Nice write-up on CHA Designer Member Elaine Schmidt in the Morristown Daily Record. A demonstration that local PR really can position you as an expert in your local community where your business is conducted. Congrats on the article.
January 3, 2010
Woman turns lifelong passion into successful career
By JENNIFER L. NELSON
SPECIAL TO THE DAILY RECORD
Elaine Schmidt is crafty, and she has a massive collection of ribbons, fabric, buttons and beads to prove it.
“Ever since my mother and grandmother taught me how to knit and sew as a little girl, I just always knew I liked to make things,” said Schmidt, who lives in Long Valley.
She was right.
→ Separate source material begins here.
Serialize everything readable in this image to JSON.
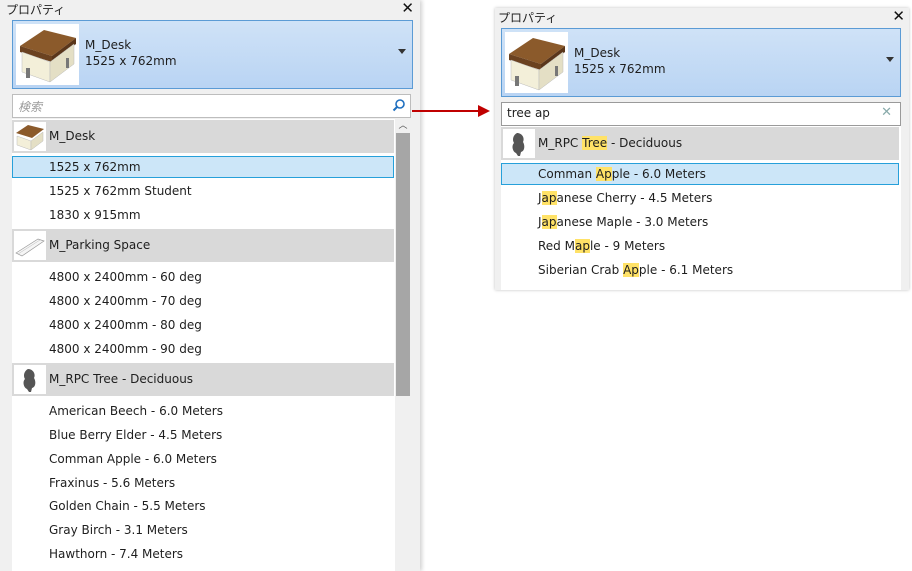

Today she’s a freelance craft designer, product-development consultant, fiber artist, educator and spokeswoman, collaborating with various companies and manufacturers in the arts and crafts, sewing, quilting and gift industries.
When it came time for Schmidt to select a college path, she went with her first instinct and studied textile and design at Carnegie Mellon University in Pittsburgh. After learning about the fashion and design industries, she dove right in as an assistant buyer for a Pittsburgh department store.
She went on to work in the education and design departments for Butterick Patterns and Vogue, served as the design coordinator for a chain of retail craft stores called The Ribbon Outlet and worked as product development director for an import craft and gift company.
Schmidt began picking up freelance design work on the side, ultimately deciding to stick to running her own business, Elaine Schmidt Designs, “as her family came along,” she said. She is wife to Ken and mother to three grown daughters — Elizabeth, Emily and Carlee.
“I (kept finding) jobs that utilized my skills,” she said. “I became more involved in the business side of crafts and design, and it grew from there. One thing leads to another.”
Schmidt has developed new concepts for countless companies that manufacture products for the craft and hobby industries, ranging from projects in fabric to paint to wire. She was the brains behind the Ka-Jinker quick-click attachment tool and embellishment system for decorating craft projects made by the Blumenthal Lansing Co.; some even call her the “Ka-Jinker Thinker.”
Her original designs have been featured in hundreds of books and magazines, project sheets, advertisements, Web sites, trade-show and showroom displays and talk-show segments.
“Did you ever go into a craft or sewing store and wonder, ‘How did this pattern come to be?’ ” Schmidt said. “Well, they all begin with a single idea.” If handbags are the latest fashion trend, she said, suddenly more patterns, handles, hardware and clasps required to make that particular accessory begin cropping up.
“What I do is think through all the aspects that go into making these products — what people would enjoy making — and instructions on how to do it,” she said.
Though she dabbles in a variety of crafts, and her life as a freelancer calls for involvement in a wide variety of projects, Schmidt’s main focus is fabrics.
“My specialty is the softer side of crafts,” she said.
She recently published a step-by-step reference guide for crafting with ribbon titled “The Complete Photo Guide to Ribbon Crafts” (Creative Publishing International), in which she shows readers how to turn “something plain” into “something fabulous” — from a collar for Fido to patchwork pillows for Mom. The book is available on Amazon.com for $16.50.
“It’s about anything you could ever think to do with ribbons — tying different bows to sewing to jewelry to embroidery to paper crafts,” she said.
For those aspiring to learn how to turn everyday items into works of art, Schmidt advises learning the basics of good design and starting with the kind of craft you find most interesting. She teaches courses at trade and consumer shows and for special interest groups and belongs to the Craft and Hobby Association.
“If you love color and design and appreciate the visual world and textures and working with your hands, you simply have to do it,” she said.
Many others are discovering the joy of crafting and find it not only fun, but even therapeutic.
“Sometimes the repetition of knitting can have a real calming effect,” she said.
Most importantly, however, Schmidt is adamant that taking the time to learn how to do a craft, whether it’s stringing jewelry or knitting blankets, can help us all recapture our own individuality.
“Right now, there’s a lot of sameness in the world. We have so many big stores, and everything looks alike,” she said. “But to be able to personalize a gift, and to make something that’s yours and truly unique, balances the high-tech world in which we live.”